• _WHAT YOU WILL DO_:
Your answer should be every line with the word "name", copied from the data below.

• _RECORD SET_:
----
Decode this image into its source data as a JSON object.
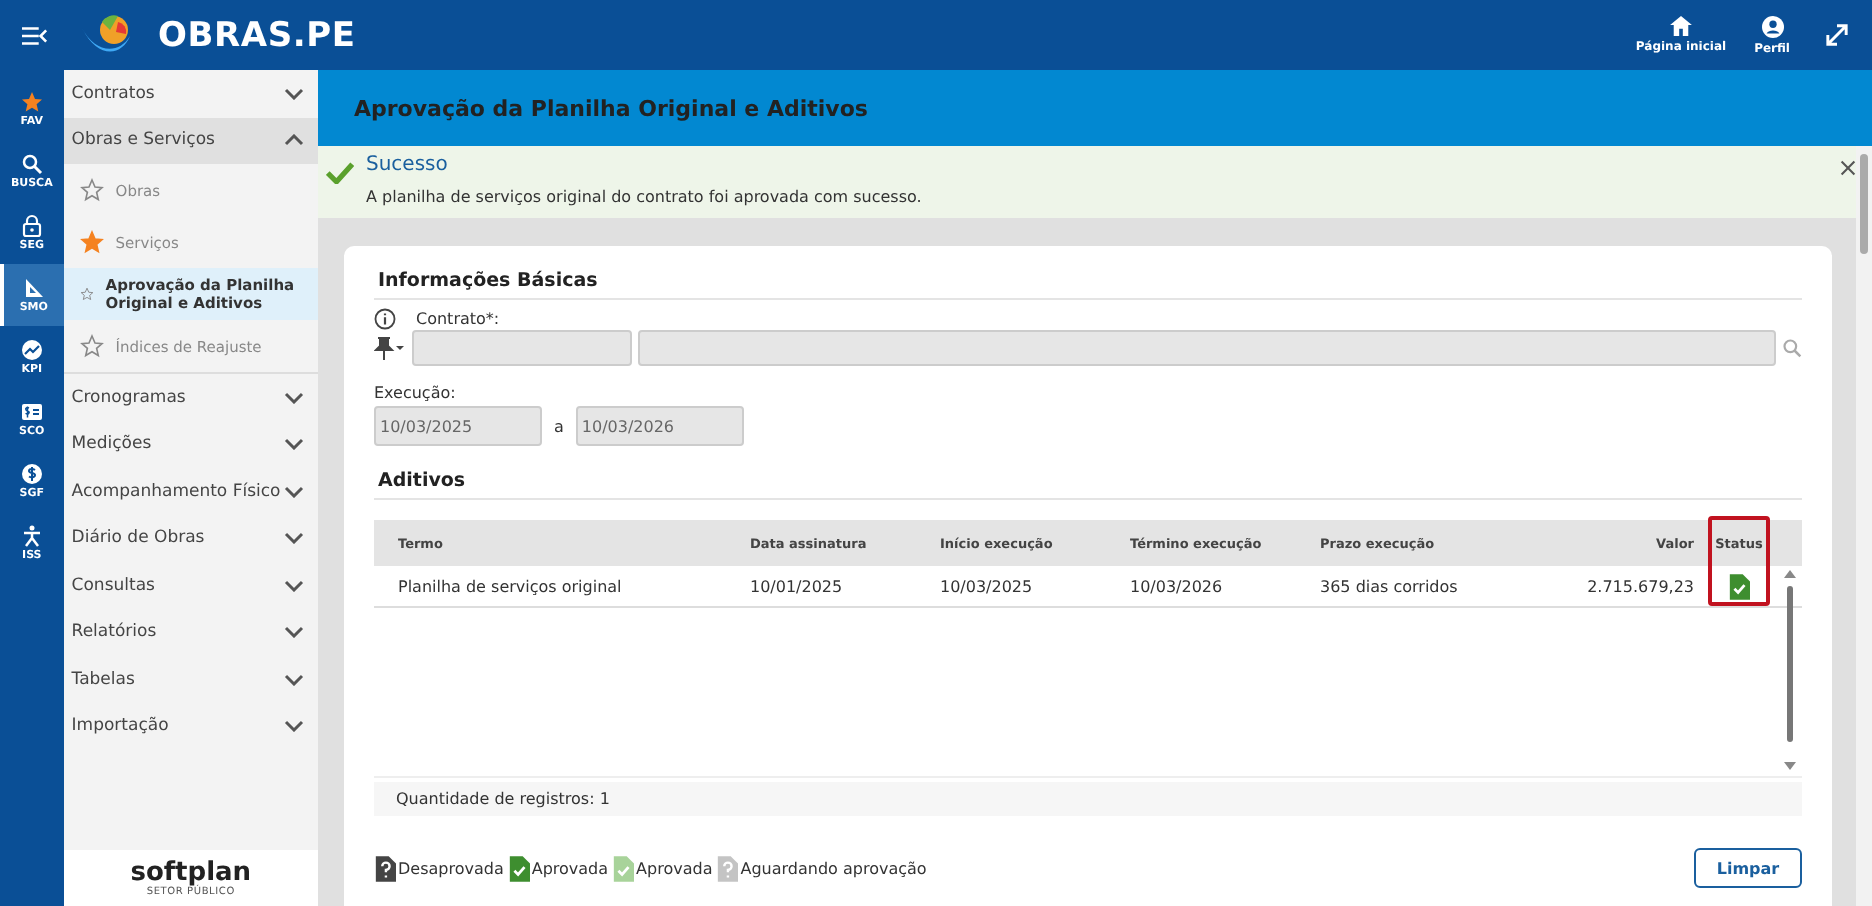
{
  "app": {
    "title": "OBRAS.PE"
  },
  "top_actions": [
    {
      "label": "Página inicial"
    },
    {
      "label": "Perfil"
    }
  ],
  "rail": [
    {
      "label": "FAV",
      "selected": false
    },
    {
      "label": "BUSCA",
      "selected": false
    },
    {
      "label": "SEG",
      "selected": false
    },
    {
      "label": "SMO",
      "selected": true
    },
    {
      "label": "KPI",
      "selected": false
    },
    {
      "label": "SCO",
      "selected": false
    },
    {
      "label": "SGF",
      "selected": false
    },
    {
      "label": "ISS",
      "selected": false
    }
  ],
  "menu": [
    {
      "label": "Contratos",
      "expanded": false
    },
    {
      "label": "Obras e Serviços",
      "expanded": true,
      "children": [
        {
          "label": "Obras",
          "starred": false,
          "selected": false
        },
        {
          "label": "Serviços",
          "starred": true,
          "selected": false
        },
        {
          "label": "Aprovação da Planilha Original e Aditivos",
          "starred": false,
          "selected": true
        },
        {
          "label": "Índices de Reajuste",
          "starred": false,
          "selected": false
        }
      ]
    },
    {
      "label": "Cronogramas",
      "expanded": false
    },
    {
      "label": "Medições",
      "expanded": false
    },
    {
      "label": "Acompanhamento Físico",
      "expanded": false
    },
    {
      "label": "Diário de Obras",
      "expanded": false
    },
    {
      "label": "Consultas",
      "expanded": false
    },
    {
      "label": "Relatórios",
      "expanded": false
    },
    {
      "label": "Tabelas",
      "expanded": false
    },
    {
      "label": "Importação",
      "expanded": false
    }
  ],
  "brand": {
    "name": "softplan",
    "subtitle": "SETOR PÚBLICO"
  },
  "page_title": "Aprovação da Planilha Original e Aditivos",
  "alert": {
    "title": "Sucesso",
    "message": "A planilha de serviços original do contrato foi aprovada com sucesso."
  },
  "form": {
    "section": "Informações Básicas",
    "contract_label": "Contrato*:",
    "execution_label": "Execução:",
    "start": "10/03/2025",
    "separator": "a",
    "end": "10/03/2026"
  },
  "aditivos": {
    "title": "Aditivos",
    "columns": [
      {
        "label": "Termo",
        "highlighted": false
      },
      {
        "label": "Data assinatura",
        "highlighted": false
      },
      {
        "label": "Início execução",
        "highlighted": false
      },
      {
        "label": "Término execução",
        "highlighted": false
      },
      {
        "label": "Prazo execução",
        "highlighted": false
      },
      {
        "label": "Valor",
        "highlighted": false
      },
      {
        "label": "Status",
        "highlighted": true
      }
    ],
    "rows": [
      {
        "cells": [
          "Planilha de serviços original",
          "10/01/2025",
          "10/03/2025",
          "10/03/2026",
          "365 dias corridos",
          "2.715.679,23"
        ],
        "status": {
          "kind": "approved"
        }
      }
    ],
    "count": "Quantidade de registros: 1"
  },
  "legend": [
    {
      "kind": "disapproved",
      "label": "Desaprovada"
    },
    {
      "kind": "approved",
      "label": "Aprovada"
    },
    {
      "kind": "approved_light",
      "label": "Aprovada"
    },
    {
      "kind": "pending",
      "label": "Aguardando aprovação"
    }
  ],
  "buttons": [
    "Limpar"
  ]
}
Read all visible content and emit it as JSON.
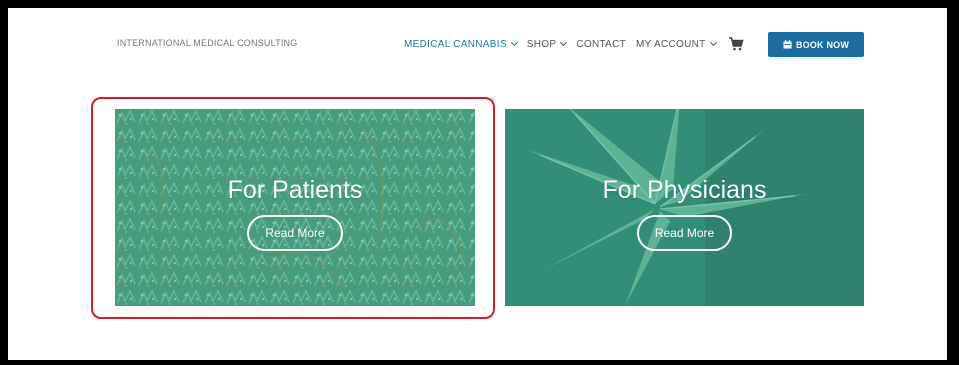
{
  "header": {
    "logo_text": "INTERNATIONAL MEDICAL CONSULTING",
    "nav": [
      {
        "label": "MEDICAL CANNABIS",
        "has_dropdown": true,
        "active": true
      },
      {
        "label": "SHOP",
        "has_dropdown": true
      },
      {
        "label": "CONTACT",
        "has_dropdown": false
      },
      {
        "label": "MY ACCOUNT",
        "has_dropdown": true
      }
    ],
    "cart_icon": "shopping-cart-icon",
    "book_button": {
      "label": "BOOK NOW",
      "icon": "calendar-icon"
    }
  },
  "cards": [
    {
      "title": "For Patients",
      "button_label": "Read More"
    },
    {
      "title": "For Physicians",
      "button_label": "Read More"
    }
  ],
  "colors": {
    "accent": "#1b79a8",
    "book_button_bg": "#1b6ca0",
    "card_overlay": "#3a9a84",
    "highlight": "#d21f26"
  }
}
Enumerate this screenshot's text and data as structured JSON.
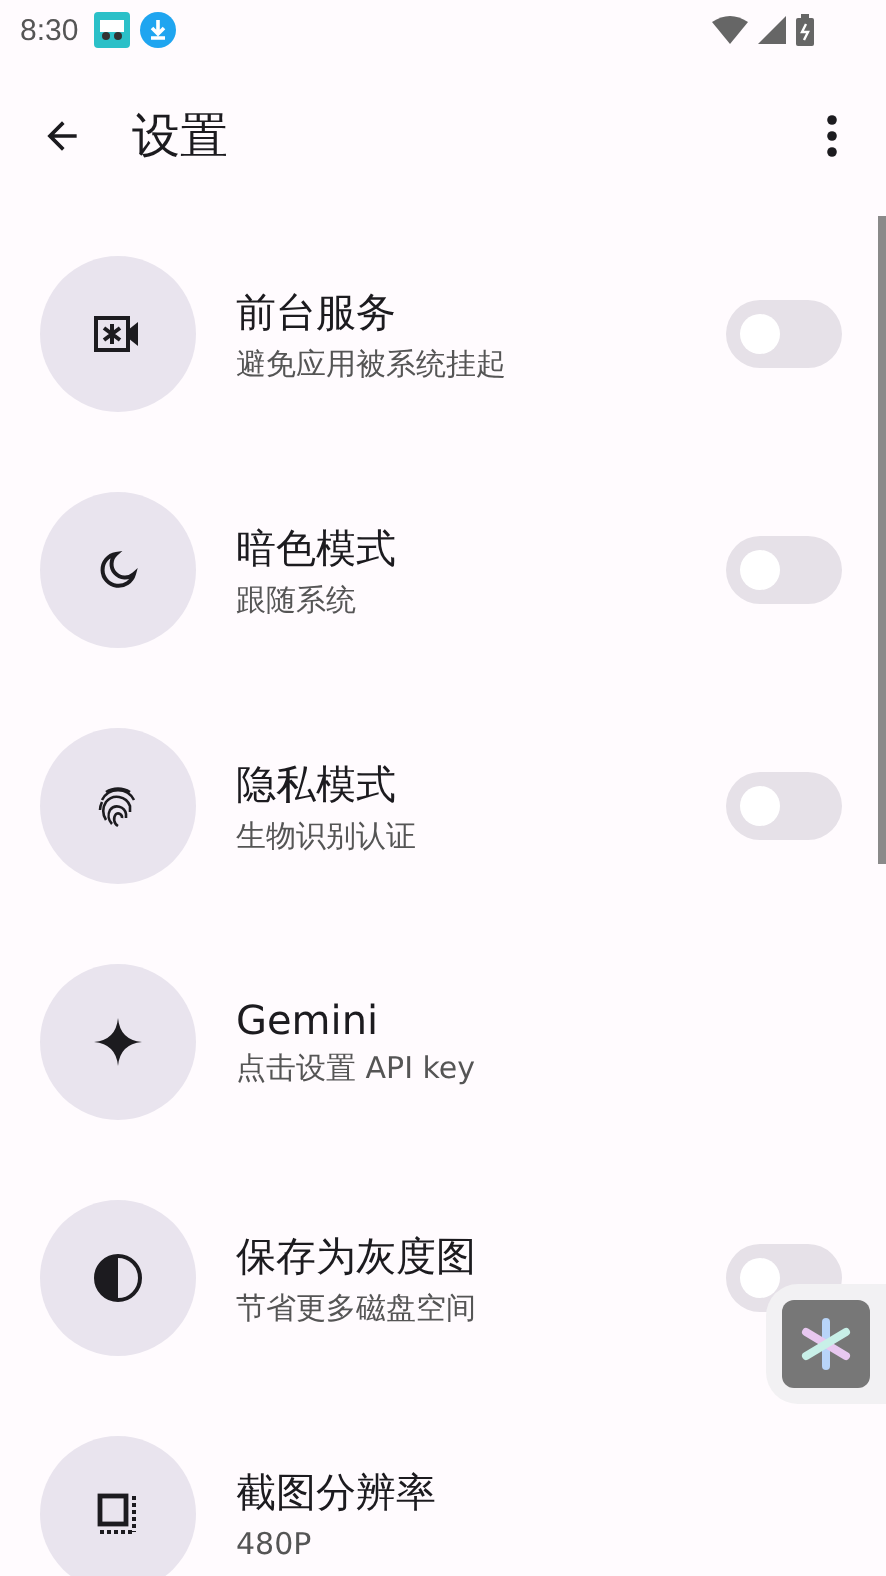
{
  "status_bar": {
    "time": "8:30"
  },
  "app_bar": {
    "title": "设置"
  },
  "settings": [
    {
      "kind": "toggle",
      "title": "前台服务",
      "subtitle": "避免应用被系统挂起",
      "on": false
    },
    {
      "kind": "toggle",
      "title": "暗色模式",
      "subtitle": "跟随系统",
      "on": false
    },
    {
      "kind": "toggle",
      "title": "隐私模式",
      "subtitle": "生物识别认证",
      "on": false
    },
    {
      "kind": "action",
      "title": "Gemini",
      "subtitle": "点击设置 API key"
    },
    {
      "kind": "toggle",
      "title": "保存为灰度图",
      "subtitle": "节省更多磁盘空间",
      "on": false
    },
    {
      "kind": "action",
      "title": "截图分辨率",
      "subtitle": "480P"
    }
  ]
}
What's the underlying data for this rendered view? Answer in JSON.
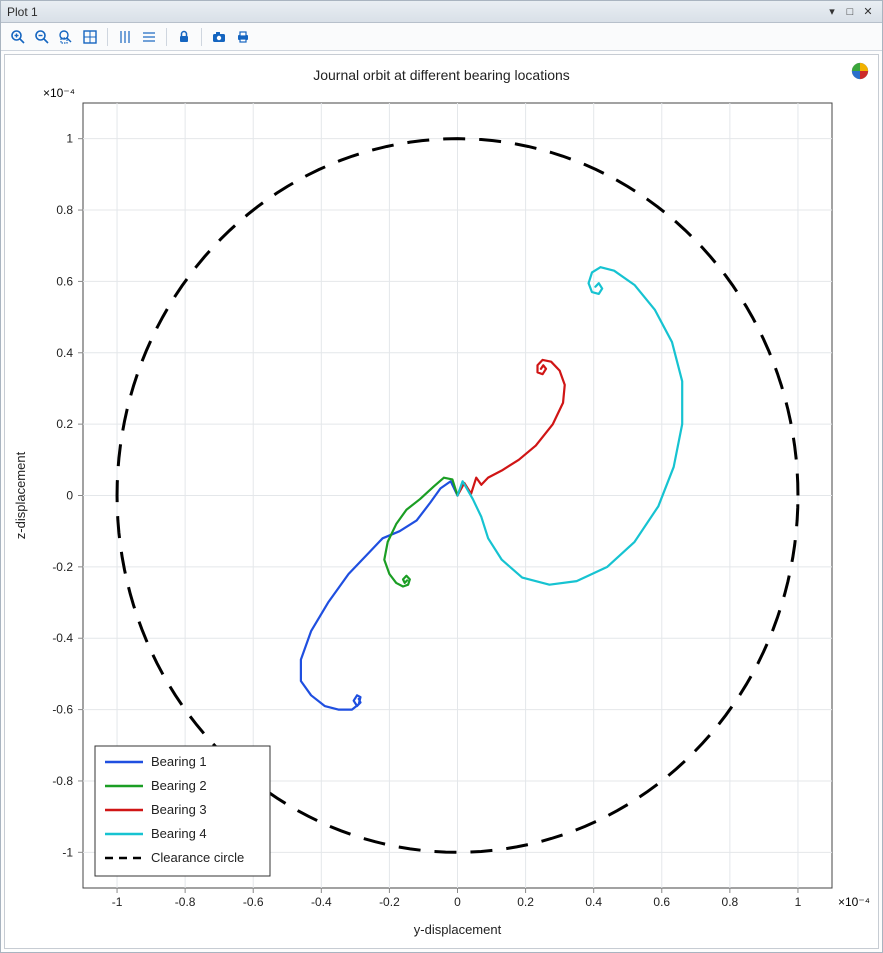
{
  "window": {
    "title": "Plot 1",
    "buttons": {
      "min": "▾",
      "max": "□",
      "close": "✕"
    }
  },
  "toolbar": {
    "zoom_in": "zoom-in",
    "zoom_out": "zoom-out",
    "zoom_box": "zoom-box",
    "zoom_extents": "zoom-extents",
    "grid_x": "grid-x",
    "grid_y": "grid-y",
    "lock": "lock",
    "camera": "camera",
    "print": "print"
  },
  "brand_icon": "comsol-logo",
  "chart_data": {
    "type": "line",
    "title": "Journal orbit at different bearing locations",
    "xlabel": "y-displacement",
    "ylabel": "z-displacement",
    "xlim": [
      -1.1,
      1.1
    ],
    "ylim": [
      -1.1,
      1.1
    ],
    "axis_scale_label": "×10⁻⁴",
    "x_ticks": [
      -1,
      -0.8,
      -0.6,
      -0.4,
      -0.2,
      0,
      0.2,
      0.4,
      0.6,
      0.8,
      1
    ],
    "y_ticks": [
      -1,
      -0.8,
      -0.6,
      -0.4,
      -0.2,
      0,
      0.2,
      0.4,
      0.6,
      0.8,
      1
    ],
    "grid": true,
    "legend_position": "lower-left",
    "series": [
      {
        "name": "Bearing 1",
        "color": "#1f4fe0",
        "style": "solid",
        "data": [
          [
            0,
            0
          ],
          [
            -0.02,
            0.04
          ],
          [
            -0.05,
            0.02
          ],
          [
            -0.08,
            -0.02
          ],
          [
            -0.12,
            -0.07
          ],
          [
            -0.17,
            -0.1
          ],
          [
            -0.22,
            -0.12
          ],
          [
            -0.26,
            -0.16
          ],
          [
            -0.32,
            -0.22
          ],
          [
            -0.38,
            -0.3
          ],
          [
            -0.43,
            -0.38
          ],
          [
            -0.46,
            -0.46
          ],
          [
            -0.46,
            -0.52
          ],
          [
            -0.43,
            -0.56
          ],
          [
            -0.39,
            -0.59
          ],
          [
            -0.35,
            -0.6
          ],
          [
            -0.31,
            -0.6
          ],
          [
            -0.29,
            -0.585
          ],
          [
            -0.285,
            -0.565
          ],
          [
            -0.295,
            -0.56
          ],
          [
            -0.305,
            -0.575
          ],
          [
            -0.295,
            -0.59
          ],
          [
            -0.285,
            -0.58
          ],
          [
            -0.29,
            -0.57
          ]
        ]
      },
      {
        "name": "Bearing 2",
        "color": "#1b9e24",
        "style": "solid",
        "data": [
          [
            0,
            0
          ],
          [
            -0.015,
            0.045
          ],
          [
            -0.04,
            0.05
          ],
          [
            -0.07,
            0.025
          ],
          [
            -0.11,
            -0.01
          ],
          [
            -0.15,
            -0.04
          ],
          [
            -0.18,
            -0.08
          ],
          [
            -0.205,
            -0.13
          ],
          [
            -0.215,
            -0.18
          ],
          [
            -0.2,
            -0.22
          ],
          [
            -0.18,
            -0.245
          ],
          [
            -0.16,
            -0.255
          ],
          [
            -0.145,
            -0.25
          ],
          [
            -0.14,
            -0.235
          ],
          [
            -0.15,
            -0.225
          ],
          [
            -0.16,
            -0.235
          ],
          [
            -0.155,
            -0.245
          ],
          [
            -0.148,
            -0.238
          ]
        ]
      },
      {
        "name": "Bearing 3",
        "color": "#d01515",
        "style": "solid",
        "data": [
          [
            0,
            0
          ],
          [
            0.02,
            0.035
          ],
          [
            0.04,
            0.005
          ],
          [
            0.055,
            0.05
          ],
          [
            0.07,
            0.03
          ],
          [
            0.09,
            0.05
          ],
          [
            0.13,
            0.07
          ],
          [
            0.18,
            0.1
          ],
          [
            0.23,
            0.14
          ],
          [
            0.28,
            0.2
          ],
          [
            0.31,
            0.26
          ],
          [
            0.315,
            0.31
          ],
          [
            0.3,
            0.35
          ],
          [
            0.275,
            0.375
          ],
          [
            0.25,
            0.38
          ],
          [
            0.235,
            0.365
          ],
          [
            0.235,
            0.345
          ],
          [
            0.25,
            0.34
          ],
          [
            0.26,
            0.355
          ],
          [
            0.252,
            0.365
          ],
          [
            0.245,
            0.355
          ]
        ]
      },
      {
        "name": "Bearing 4",
        "color": "#16c3d1",
        "style": "solid",
        "data": [
          [
            0,
            0
          ],
          [
            0.015,
            0.04
          ],
          [
            0.045,
            -0.01
          ],
          [
            0.07,
            -0.06
          ],
          [
            0.09,
            -0.12
          ],
          [
            0.13,
            -0.18
          ],
          [
            0.19,
            -0.23
          ],
          [
            0.27,
            -0.25
          ],
          [
            0.35,
            -0.24
          ],
          [
            0.44,
            -0.2
          ],
          [
            0.52,
            -0.13
          ],
          [
            0.59,
            -0.03
          ],
          [
            0.635,
            0.08
          ],
          [
            0.66,
            0.2
          ],
          [
            0.66,
            0.32
          ],
          [
            0.63,
            0.43
          ],
          [
            0.58,
            0.52
          ],
          [
            0.52,
            0.59
          ],
          [
            0.46,
            0.63
          ],
          [
            0.42,
            0.64
          ],
          [
            0.395,
            0.625
          ],
          [
            0.385,
            0.595
          ],
          [
            0.395,
            0.57
          ],
          [
            0.415,
            0.565
          ],
          [
            0.425,
            0.58
          ],
          [
            0.415,
            0.595
          ],
          [
            0.405,
            0.585
          ]
        ]
      },
      {
        "name": "Clearance circle",
        "color": "#000000",
        "style": "dashed",
        "shape": "circle",
        "center": [
          0,
          0
        ],
        "radius": 1.0
      }
    ]
  }
}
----
• _ANSWER TO THE EXERCISE_:
    "name": "softplan",
        "name": "Bearing 1",
        "name": "Bearing 2",
        "name": "Bearing 3",
        "name": "Bearing 4",
        "name": "Clearance circle",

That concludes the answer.